The increasing popularity of catch-and-release angling indicates a need to identify best practices that minimize sublethal injuries, impairments, and mortality. One factor impacting the viability of catch and release is the risk of hooking injury, which can impact survival in released fishes. In particular, deep hooking is known to increase post-release mortality in numerous species. As such, best practices include the use of equipment and promotion of angler behaviors that reduce incidences of deep hooking. In some areas, angling at night is restricted because of concerns that deep hooking is elevated relative to angling during the day. However, there has been little empirical research investigating whether deep hooking is influenced by the time of day (light levels). In the present study, we captured bluegill (Lepomis macrochirus Rafinesque, 1810) and pumpkinseed (Lepomis gibbosus Linnaeus, 1758) using active angling (cast and retrieve) and passive angling (with a bobber) throughout the 24-hr period, and recorded hook depth and hook location for each fish. We found that passive angling methods resulted in deeper hooking than active angling methods for both bluegill and pumpkinseed across all time periods. Although few pumpkinseed were caught at night, we found that the pumpkinseed caught were hooked more deeply and in more damaging hooking locations at night relative to the day. Hooking injury was independent of diel period for the more frequently landed species, bluegill. These findings emphasize the species-specific nature of catch-and-release outcomes, and suggest that further research is warranted to adequately quantify the impacts of recreational fishing at night.

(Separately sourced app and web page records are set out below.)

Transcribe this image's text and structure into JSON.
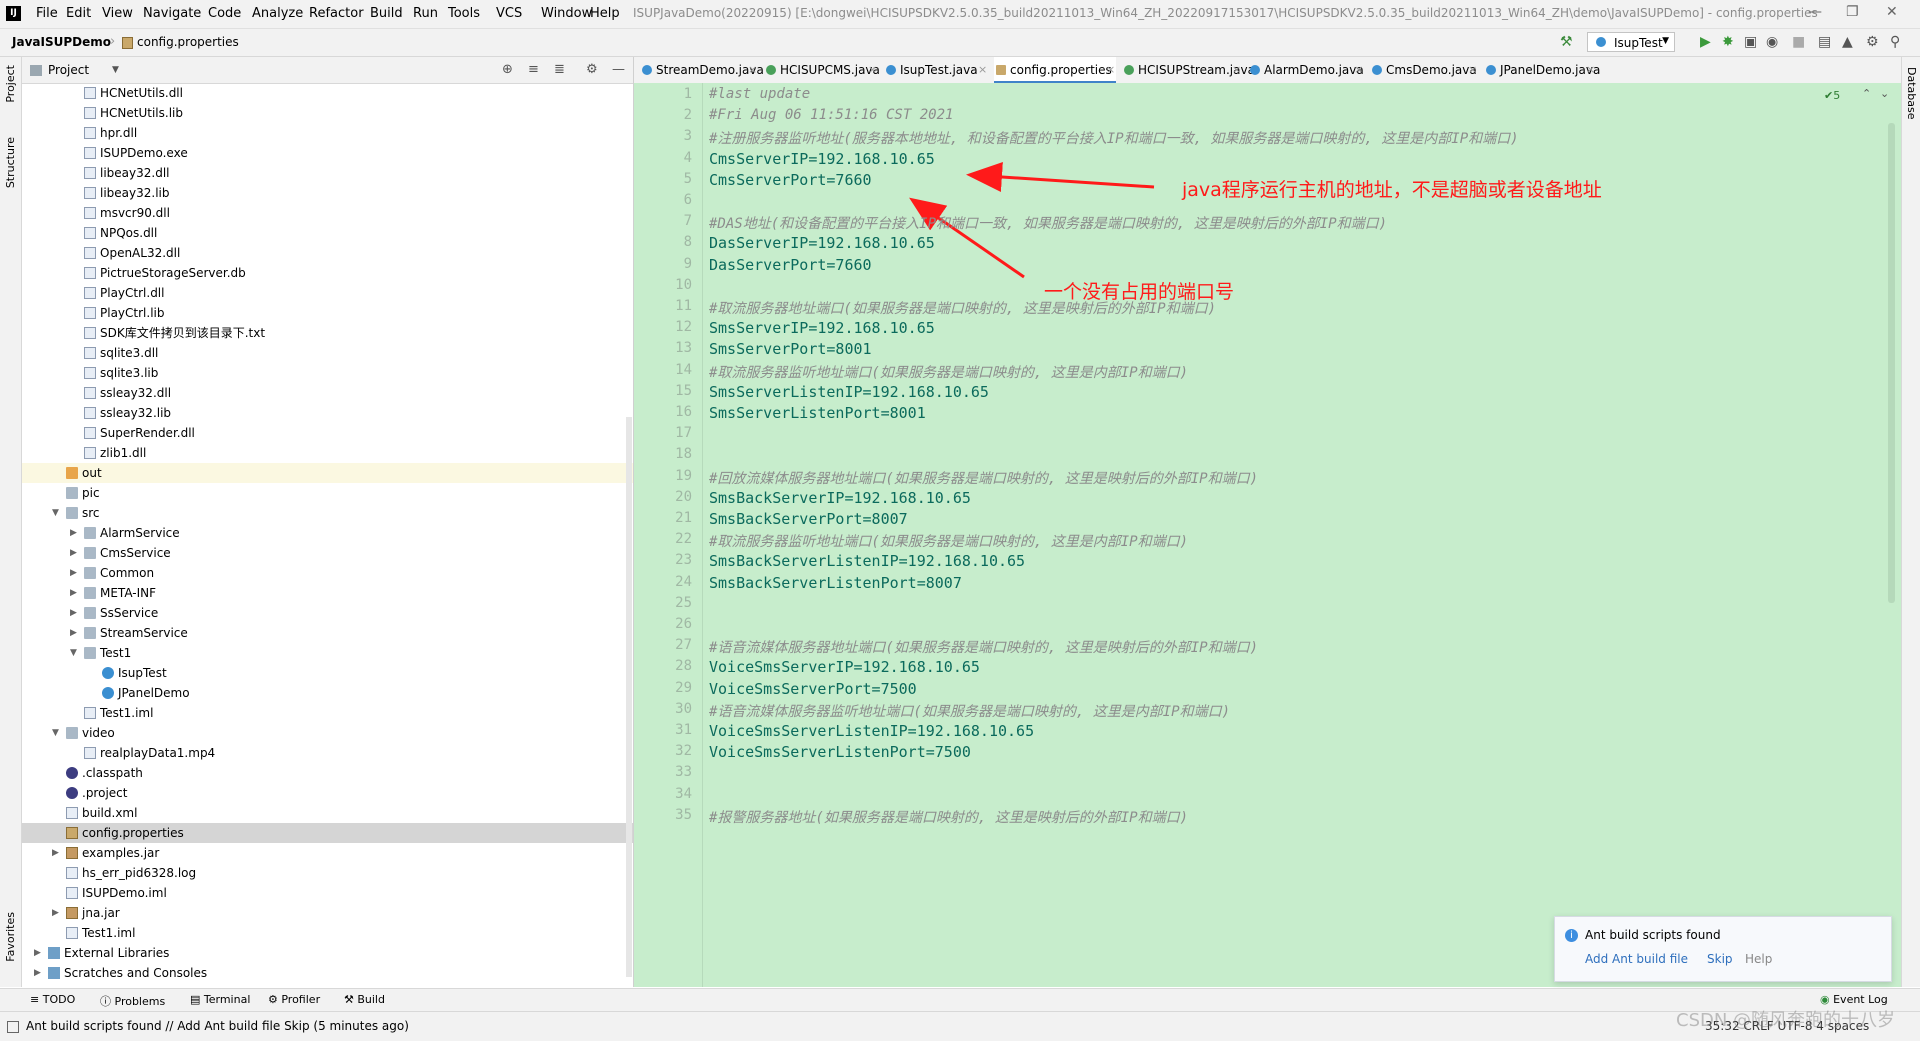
{
  "app": {
    "logo_text": "IJ",
    "window_title": "ISUPJavaDemo(20220915) [E:\\dongwei\\HCISUPSDKV2.5.0.35_build20211013_Win64_ZH_20220917153017\\HCISUPSDKV2.5.0.35_build20211013_Win64_ZH\\demo\\JavaISUPDemo] - config.properties"
  },
  "menu": [
    "File",
    "Edit",
    "View",
    "Navigate",
    "Code",
    "Analyze",
    "Refactor",
    "Build",
    "Run",
    "Tools",
    "VCS",
    "Window",
    "Help"
  ],
  "navbar": {
    "project": "JavaISUPDemo",
    "file": "config.properties",
    "run_config": "IsupTest"
  },
  "left_strip": [
    "Project",
    "Structure",
    "Favorites"
  ],
  "right_strip": [
    "Database"
  ],
  "project_panel": {
    "title": "Project",
    "tree": [
      {
        "label": "HCNetUtils.dll",
        "indent": 2,
        "icon": "file"
      },
      {
        "label": "HCNetUtils.lib",
        "indent": 2,
        "icon": "file"
      },
      {
        "label": "hpr.dll",
        "indent": 2,
        "icon": "file"
      },
      {
        "label": "ISUPDemo.exe",
        "indent": 2,
        "icon": "file"
      },
      {
        "label": "libeay32.dll",
        "indent": 2,
        "icon": "file"
      },
      {
        "label": "libeay32.lib",
        "indent": 2,
        "icon": "file"
      },
      {
        "label": "msvcr90.dll",
        "indent": 2,
        "icon": "file"
      },
      {
        "label": "NPQos.dll",
        "indent": 2,
        "icon": "file"
      },
      {
        "label": "OpenAL32.dll",
        "indent": 2,
        "icon": "file"
      },
      {
        "label": "PictrueStorageServer.db",
        "indent": 2,
        "icon": "file"
      },
      {
        "label": "PlayCtrl.dll",
        "indent": 2,
        "icon": "file"
      },
      {
        "label": "PlayCtrl.lib",
        "indent": 2,
        "icon": "file"
      },
      {
        "label": "SDK库文件拷贝到该目录下.txt",
        "indent": 2,
        "icon": "file"
      },
      {
        "label": "sqlite3.dll",
        "indent": 2,
        "icon": "file"
      },
      {
        "label": "sqlite3.lib",
        "indent": 2,
        "icon": "file"
      },
      {
        "label": "ssleay32.dll",
        "indent": 2,
        "icon": "file"
      },
      {
        "label": "ssleay32.lib",
        "indent": 2,
        "icon": "file"
      },
      {
        "label": "SuperRender.dll",
        "indent": 2,
        "icon": "file"
      },
      {
        "label": "zlib1.dll",
        "indent": 2,
        "icon": "file"
      },
      {
        "label": "out",
        "indent": 1,
        "icon": "folder-o",
        "hl": true
      },
      {
        "label": "pic",
        "indent": 1,
        "icon": "folder"
      },
      {
        "label": "src",
        "indent": 1,
        "icon": "folder",
        "arrow": "down"
      },
      {
        "label": "AlarmService",
        "indent": 2,
        "icon": "folder",
        "arrow": "right"
      },
      {
        "label": "CmsService",
        "indent": 2,
        "icon": "folder",
        "arrow": "right"
      },
      {
        "label": "Common",
        "indent": 2,
        "icon": "folder",
        "arrow": "right"
      },
      {
        "label": "META-INF",
        "indent": 2,
        "icon": "folder",
        "arrow": "right"
      },
      {
        "label": "SsService",
        "indent": 2,
        "icon": "folder",
        "arrow": "right"
      },
      {
        "label": "StreamService",
        "indent": 2,
        "icon": "folder",
        "arrow": "right"
      },
      {
        "label": "Test1",
        "indent": 2,
        "icon": "folder",
        "arrow": "down"
      },
      {
        "label": "IsupTest",
        "indent": 3,
        "icon": "java"
      },
      {
        "label": "JPanelDemo",
        "indent": 3,
        "icon": "java"
      },
      {
        "label": "Test1.iml",
        "indent": 2,
        "icon": "file"
      },
      {
        "label": "video",
        "indent": 1,
        "icon": "folder",
        "arrow": "down"
      },
      {
        "label": "realplayData1.mp4",
        "indent": 2,
        "icon": "file"
      },
      {
        "label": ".classpath",
        "indent": 1,
        "icon": "eclipse"
      },
      {
        "label": ".project",
        "indent": 1,
        "icon": "eclipse"
      },
      {
        "label": "build.xml",
        "indent": 1,
        "icon": "file"
      },
      {
        "label": "config.properties",
        "indent": 1,
        "icon": "cfg",
        "sel": true
      },
      {
        "label": "examples.jar",
        "indent": 1,
        "icon": "jar",
        "arrow": "right"
      },
      {
        "label": "hs_err_pid6328.log",
        "indent": 1,
        "icon": "file"
      },
      {
        "label": "ISUPDemo.iml",
        "indent": 1,
        "icon": "file"
      },
      {
        "label": "jna.jar",
        "indent": 1,
        "icon": "jar",
        "arrow": "right"
      },
      {
        "label": "Test1.iml",
        "indent": 1,
        "icon": "file"
      },
      {
        "label": "External Libraries",
        "indent": 0,
        "icon": "lib",
        "arrow": "right"
      },
      {
        "label": "Scratches and Consoles",
        "indent": 0,
        "icon": "lib",
        "arrow": "right"
      }
    ]
  },
  "tabs": [
    {
      "label": "StreamDemo.java",
      "icon": "java"
    },
    {
      "label": "HCISUPCMS.java",
      "icon": "java-g"
    },
    {
      "label": "IsupTest.java",
      "icon": "java"
    },
    {
      "label": "config.properties",
      "icon": "cfg",
      "active": true
    },
    {
      "label": "HCISUPStream.java",
      "icon": "java-g"
    },
    {
      "label": "AlarmDemo.java",
      "icon": "java"
    },
    {
      "label": "CmsDemo.java",
      "icon": "java"
    },
    {
      "label": "JPanelDemo.java",
      "icon": "java"
    }
  ],
  "editor": {
    "inspection": "✔5",
    "lines": [
      {
        "n": "1",
        "t": "#last update",
        "k": "comment"
      },
      {
        "n": "2",
        "t": "#Fri Aug 06 11:51:16 CST 2021",
        "k": "comment"
      },
      {
        "n": "3",
        "t": "#注册服务器监听地址(服务器本地地址, 和设备配置的平台接入IP和端口一致, 如果服务器是端口映射的, 这里是内部IP和端口)",
        "k": "comment"
      },
      {
        "n": "4",
        "t": "CmsServerIP=192.168.10.65",
        "k": "prop"
      },
      {
        "n": "5",
        "t": "CmsServerPort=7660",
        "k": "prop"
      },
      {
        "n": "6",
        "t": "",
        "k": "prop"
      },
      {
        "n": "7",
        "t": "#DAS地址(和设备配置的平台接入IP和端口一致, 如果服务器是端口映射的, 这里是映射后的外部IP和端口)",
        "k": "comment"
      },
      {
        "n": "8",
        "t": "DasServerIP=192.168.10.65",
        "k": "prop"
      },
      {
        "n": "9",
        "t": "DasServerPort=7660",
        "k": "prop"
      },
      {
        "n": "10",
        "t": "",
        "k": "prop"
      },
      {
        "n": "11",
        "t": "#取流服务器地址端口(如果服务器是端口映射的, 这里是映射后的外部IP和端口)",
        "k": "comment"
      },
      {
        "n": "12",
        "t": "SmsServerIP=192.168.10.65",
        "k": "prop"
      },
      {
        "n": "13",
        "t": "SmsServerPort=8001",
        "k": "prop"
      },
      {
        "n": "14",
        "t": "#取流服务器监听地址端口(如果服务器是端口映射的, 这里是内部IP和端口)",
        "k": "comment"
      },
      {
        "n": "15",
        "t": "SmsServerListenIP=192.168.10.65",
        "k": "prop"
      },
      {
        "n": "16",
        "t": "SmsServerListenPort=8001",
        "k": "prop"
      },
      {
        "n": "17",
        "t": "",
        "k": "prop"
      },
      {
        "n": "18",
        "t": "",
        "k": "prop"
      },
      {
        "n": "19",
        "t": "#回放流媒体服务器地址端口(如果服务器是端口映射的, 这里是映射后的外部IP和端口)",
        "k": "comment"
      },
      {
        "n": "20",
        "t": "SmsBackServerIP=192.168.10.65",
        "k": "prop"
      },
      {
        "n": "21",
        "t": "SmsBackServerPort=8007",
        "k": "prop"
      },
      {
        "n": "22",
        "t": "#取流服务器监听地址端口(如果服务器是端口映射的, 这里是内部IP和端口)",
        "k": "comment"
      },
      {
        "n": "23",
        "t": "SmsBackServerListenIP=192.168.10.65",
        "k": "prop"
      },
      {
        "n": "24",
        "t": "SmsBackServerListenPort=8007",
        "k": "prop"
      },
      {
        "n": "25",
        "t": "",
        "k": "prop"
      },
      {
        "n": "26",
        "t": "",
        "k": "prop"
      },
      {
        "n": "27",
        "t": "#语音流媒体服务器地址端口(如果服务器是端口映射的, 这里是映射后的外部IP和端口)",
        "k": "comment"
      },
      {
        "n": "28",
        "t": "VoiceSmsServerIP=192.168.10.65",
        "k": "prop"
      },
      {
        "n": "29",
        "t": "VoiceSmsServerPort=7500",
        "k": "prop"
      },
      {
        "n": "30",
        "t": "#语音流媒体服务器监听地址端口(如果服务器是端口映射的, 这里是内部IP和端口)",
        "k": "comment"
      },
      {
        "n": "31",
        "t": "VoiceSmsServerListenIP=192.168.10.65",
        "k": "prop"
      },
      {
        "n": "32",
        "t": "VoiceSmsServerListenPort=7500",
        "k": "prop"
      },
      {
        "n": "33",
        "t": "",
        "k": "prop"
      },
      {
        "n": "34",
        "t": "",
        "k": "prop"
      },
      {
        "n": "35",
        "t": "#报警服务器地址(如果服务器是端口映射的, 这里是映射后的外部IP和端口)",
        "k": "comment"
      }
    ]
  },
  "annotations": {
    "ip_note": "java程序运行主机的地址，不是超脑或者设备地址",
    "port_note": "一个没有占用的端口号",
    "color": "#ff1a1a"
  },
  "notification": {
    "title": "Ant build scripts found",
    "link_add": "Add Ant build file",
    "link_skip": "Skip",
    "help": "Help"
  },
  "bottom_tools": [
    "TODO",
    "Problems",
    "Terminal",
    "Profiler",
    "Build",
    "Event Log"
  ],
  "status": {
    "text": "Ant build scripts found // Add Ant build file   Skip (5 minutes ago)",
    "right": "35:32  CRLF  UTF-8  4 spaces"
  },
  "watermark": "CSDN @随风奔跑的十八岁"
}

Research was conducted at the Queen’s University Biology Station on Lake Opinicon, Ontario (44°33´55.37˝N, 76°19´23.26˝W). Lake Opinicon is a mesotrophic lake (i.e., has a typical clarity measured with a Secchi disc between 3–5 m), with a maximum depth of 11 m. Angling was conducted by the researchers in 4-hr blocks between April 30 and May 6, 2015. The entire 24-hr cycle was covered during this time period, with each light level category (dark, low light, bright light; see section below on data management and statistical analyses) represented on at least four separate occasions. Light levels were inferred by time period, with no additional measurements taken to assess light levels. The water temperature at the time of the experiment (measured at a depth of 0.8 m) ranged between 10 and 18 °C throughout the study, while air temperature ranged from 8 to 24 °C. Weather over the study period was mostly clear, with some periods of light cloud cover, and no precipitation. Moon phases during the study period ranged from waxing gibbous (April 30– May 2) to waning gibbous (May 4–May 6), with the full moon occurring on May 3 (Government of Canada 2016).
Bluegill and pumpkinseed were angled using rod and reel from a dock or fishing boat using small barbed J hooks (Mustad, Gjovik, Norway N-2801, baitholder style, size 8). All anglers used the same organic bait (small worm pieces), measured to 1 cm in length, and two split shots (Gremlin Green, White Bear Lake, MN, USA, 55110, tin sinkers, unleaded, removable) were placed 5–6 cm above the hook. Fishing took place using both active and passive angling methods, with passive angling involving the use of spring oval bobbers placed 0.8 m above the hook. Passive anglers were instructed to wait until the bobber moved to reel the line in, and the same bobber type was used throughout the 24-hr period, (i.e., no photoluminescent bobbers were used at night). Active anglers did not make use of bobbers, but casted and jigged the lure while reeling in. Anglers attempted to standardize angling effort between the two methods as evenly as possible across the 24-hr period and between the two methods.
On landing, the anatomical location of the hook was recorded as: upper lip, lower lip, corner of mouth, upper palate, distal pharynx or esophagus, or gill. No instances of hooking in the tongue were observed, and only one instance of hooking in another location occurred in the study (one fish was hooked in the eye). This event, and any 510 Bulletin of Marine Science. Vol 93, No 2. 2017 hook that penetrated the tissue of the distal pharynx, esophagus, or any part of the gill lamellae, were referred to as a “foul hooking event.” Hooking depth (mm) was measured from the outermost edge of the upper lip to the site of hook penetration. Finally, fish were measured in mm for both total length (TL, the length from the front of the lip to the end of the straightened caudal fin) and standard length (SL, the length from the front of the lip to the end of the caudal peduncle). On release, each fish was given a dorsal fin clip to ensure any recaptured fish were not included in further analysis.